▶ [TASK GOAL]:
Each record below needs to be written out exactly as it appears.

▶ [DATASET]:
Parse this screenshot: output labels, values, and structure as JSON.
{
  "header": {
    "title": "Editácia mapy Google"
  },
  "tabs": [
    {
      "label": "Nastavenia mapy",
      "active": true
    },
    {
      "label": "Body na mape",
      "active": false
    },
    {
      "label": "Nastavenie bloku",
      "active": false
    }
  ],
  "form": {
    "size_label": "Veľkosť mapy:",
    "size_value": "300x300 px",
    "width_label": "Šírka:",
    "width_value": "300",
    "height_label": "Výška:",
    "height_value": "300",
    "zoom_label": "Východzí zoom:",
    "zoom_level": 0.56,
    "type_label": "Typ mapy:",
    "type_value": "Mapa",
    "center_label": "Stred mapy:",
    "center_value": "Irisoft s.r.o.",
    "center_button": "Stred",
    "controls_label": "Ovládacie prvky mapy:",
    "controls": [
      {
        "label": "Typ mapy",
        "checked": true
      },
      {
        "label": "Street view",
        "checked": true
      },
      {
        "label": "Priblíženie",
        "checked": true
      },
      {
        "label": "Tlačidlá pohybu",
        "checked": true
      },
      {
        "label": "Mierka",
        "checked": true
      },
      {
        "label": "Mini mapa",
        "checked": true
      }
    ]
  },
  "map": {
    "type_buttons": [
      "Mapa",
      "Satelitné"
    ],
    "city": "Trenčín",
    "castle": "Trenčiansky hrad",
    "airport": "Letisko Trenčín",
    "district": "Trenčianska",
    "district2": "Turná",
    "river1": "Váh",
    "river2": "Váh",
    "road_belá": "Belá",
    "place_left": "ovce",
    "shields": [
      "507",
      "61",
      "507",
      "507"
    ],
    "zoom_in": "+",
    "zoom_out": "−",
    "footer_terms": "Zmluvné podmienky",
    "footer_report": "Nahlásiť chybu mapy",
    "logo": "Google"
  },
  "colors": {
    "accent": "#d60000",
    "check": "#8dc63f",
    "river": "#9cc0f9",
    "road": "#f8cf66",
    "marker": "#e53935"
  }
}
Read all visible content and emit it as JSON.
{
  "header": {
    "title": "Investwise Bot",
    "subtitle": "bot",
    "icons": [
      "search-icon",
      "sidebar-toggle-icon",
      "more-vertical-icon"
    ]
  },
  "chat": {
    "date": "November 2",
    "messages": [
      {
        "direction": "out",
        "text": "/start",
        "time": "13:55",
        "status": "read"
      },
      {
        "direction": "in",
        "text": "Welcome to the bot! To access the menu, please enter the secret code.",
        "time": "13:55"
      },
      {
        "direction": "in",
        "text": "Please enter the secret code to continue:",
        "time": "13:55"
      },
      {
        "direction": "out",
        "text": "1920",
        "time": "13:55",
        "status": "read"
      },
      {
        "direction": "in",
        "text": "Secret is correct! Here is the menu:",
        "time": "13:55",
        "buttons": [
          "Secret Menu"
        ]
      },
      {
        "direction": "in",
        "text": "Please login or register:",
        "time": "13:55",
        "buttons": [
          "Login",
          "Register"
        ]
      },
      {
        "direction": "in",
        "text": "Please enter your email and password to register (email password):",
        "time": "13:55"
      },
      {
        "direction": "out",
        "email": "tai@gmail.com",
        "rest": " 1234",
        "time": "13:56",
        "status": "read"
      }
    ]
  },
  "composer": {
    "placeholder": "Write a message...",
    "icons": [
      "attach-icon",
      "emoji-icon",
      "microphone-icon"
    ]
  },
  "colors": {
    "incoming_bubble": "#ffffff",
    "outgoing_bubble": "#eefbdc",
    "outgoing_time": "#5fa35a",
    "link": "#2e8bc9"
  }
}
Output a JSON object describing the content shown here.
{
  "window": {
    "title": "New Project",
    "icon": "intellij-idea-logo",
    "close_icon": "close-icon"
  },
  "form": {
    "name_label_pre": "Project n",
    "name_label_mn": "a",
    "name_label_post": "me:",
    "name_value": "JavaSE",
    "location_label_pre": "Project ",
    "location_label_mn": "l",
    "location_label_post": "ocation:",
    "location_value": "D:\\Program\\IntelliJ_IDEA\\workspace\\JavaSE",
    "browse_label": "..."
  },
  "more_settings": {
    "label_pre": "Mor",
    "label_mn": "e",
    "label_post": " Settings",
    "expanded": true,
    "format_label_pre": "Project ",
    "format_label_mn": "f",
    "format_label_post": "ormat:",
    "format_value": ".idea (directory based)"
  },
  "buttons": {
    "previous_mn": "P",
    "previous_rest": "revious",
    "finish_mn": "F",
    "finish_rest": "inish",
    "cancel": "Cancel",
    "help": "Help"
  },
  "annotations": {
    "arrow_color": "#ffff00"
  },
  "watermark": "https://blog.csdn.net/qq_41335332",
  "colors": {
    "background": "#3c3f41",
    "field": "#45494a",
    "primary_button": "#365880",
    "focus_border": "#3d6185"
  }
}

▶ [RESPONSE TO THE TASK]:
Parse this screenshot: output labels, values, and structure as JSON.
{
  "header": {
    "title": "Editácia mapy Google"
  },
  "tabs": [
    {
      "label": "Nastavenia mapy",
      "active": true
    },
    {
      "label": "Body na mape",
      "active": false
    },
    {
      "label": "Nastavenie bloku",
      "active": false
    }
  ],
  "form": {
    "size_label": "Veľkosť mapy:",
    "size_value": "300x300 px",
    "width_label": "Šírka:",
    "width_value": "300",
    "height_label": "Výška:",
    "height_value": "300",
    "zoom_label": "Východzí zoom:",
    "zoom_level": 0.56,
    "type_label": "Typ mapy:",
    "type_value": "Mapa",
    "center_label": "Stred mapy:",
    "center_value": "Irisoft s.r.o.",
    "center_button": "Stred",
    "controls_label": "Ovládacie prvky mapy:",
    "controls": [
      {
        "label": "Typ mapy",
        "checked": true
      },
      {
        "label": "Street view",
        "checked": true
      },
      {
        "label": "Priblíženie",
        "checked": true
      },
      {
        "label": "Tlačidlá pohybu",
        "checked": true
      },
      {
        "label": "Mierka",
        "checked": true
      },
      {
        "label": "Mini mapa",
        "checked": true
      }
    ]
  },
  "map": {
    "type_buttons": [
      "Mapa",
      "Satelitné"
    ],
    "city": "Trenčín",
    "castle": "Trenčiansky hrad",
    "airport": "Letisko Trenčín",
    "district": "Trenčianska",
    "district2": "Turná",
    "river1": "Váh",
    "river2": "Váh",
    "road_belá": "Belá",
    "place_left": "ovce",
    "shields": [
      "507",
      "61",
      "507",
      "507"
    ],
    "zoom_in": "+",
    "zoom_out": "−",
    "footer_terms": "Zmluvné podmienky",
    "footer_report": "Nahlásiť chybu mapy",
    "logo": "Google"
  },
  "colors": {
    "accent": "#d60000",
    "check": "#8dc63f",
    "river": "#9cc0f9",
    "road": "#f8cf66",
    "marker": "#e53935"
  }
}
Read all visible content and emit it as JSON.
{
  "header": {
    "title": "Investwise Bot",
    "subtitle": "bot",
    "icons": [
      "search-icon",
      "sidebar-toggle-icon",
      "more-vertical-icon"
    ]
  },
  "chat": {
    "date": "November 2",
    "messages": [
      {
        "direction": "out",
        "text": "/start",
        "time": "13:55",
        "status": "read"
      },
      {
        "direction": "in",
        "text": "Welcome to the bot! To access the menu, please enter the secret code.",
        "time": "13:55"
      },
      {
        "direction": "in",
        "text": "Please enter the secret code to continue:",
        "time": "13:55"
      },
      {
        "direction": "out",
        "text": "1920",
        "time": "13:55",
        "status": "read"
      },
      {
        "direction": "in",
        "text": "Secret is correct! Here is the menu:",
        "time": "13:55",
        "buttons": [
          "Secret Menu"
        ]
      },
      {
        "direction": "in",
        "text": "Please login or register:",
        "time": "13:55",
        "buttons": [
          "Login",
          "Register"
        ]
      },
      {
        "direction": "in",
        "text": "Please enter your email and password to register (email password):",
        "time": "13:55"
      },
      {
        "direction": "out",
        "email": "tai@gmail.com",
        "rest": " 1234",
        "time": "13:56",
        "status": "read"
      }
    ]
  },
  "composer": {
    "placeholder": "Write a message...",
    "icons": [
      "attach-icon",
      "emoji-icon",
      "microphone-icon"
    ]
  },
  "colors": {
    "incoming_bubble": "#ffffff",
    "outgoing_bubble": "#eefbdc",
    "outgoing_time": "#5fa35a",
    "link": "#2e8bc9"
  }
}
Output a JSON object describing the content shown here.
{
  "window": {
    "title": "New Project",
    "icon": "intellij-idea-logo",
    "close_icon": "close-icon"
  },
  "form": {
    "name_label_pre": "Project n",
    "name_label_mn": "a",
    "name_label_post": "me:",
    "name_value": "JavaSE",
    "location_label_pre": "Project ",
    "location_label_mn": "l",
    "location_label_post": "ocation:",
    "location_value": "D:\\Program\\IntelliJ_IDEA\\workspace\\JavaSE",
    "browse_label": "..."
  },
  "more_settings": {
    "label_pre": "Mor",
    "label_mn": "e",
    "label_post": " Settings",
    "expanded": true,
    "format_label_pre": "Project ",
    "format_label_mn": "f",
    "format_label_post": "ormat:",
    "format_value": ".idea (directory based)"
  },
  "buttons": {
    "previous_mn": "P",
    "previous_rest": "revious",
    "finish_mn": "F",
    "finish_rest": "inish",
    "cancel": "Cancel",
    "help": "Help"
  },
  "annotations": {
    "arrow_color": "#ffff00"
  },
  "watermark": "https://blog.csdn.net/qq_41335332",
  "colors": {
    "background": "#3c3f41",
    "field": "#45494a",
    "primary_button": "#365880",
    "focus_border": "#3d6185"
  }
}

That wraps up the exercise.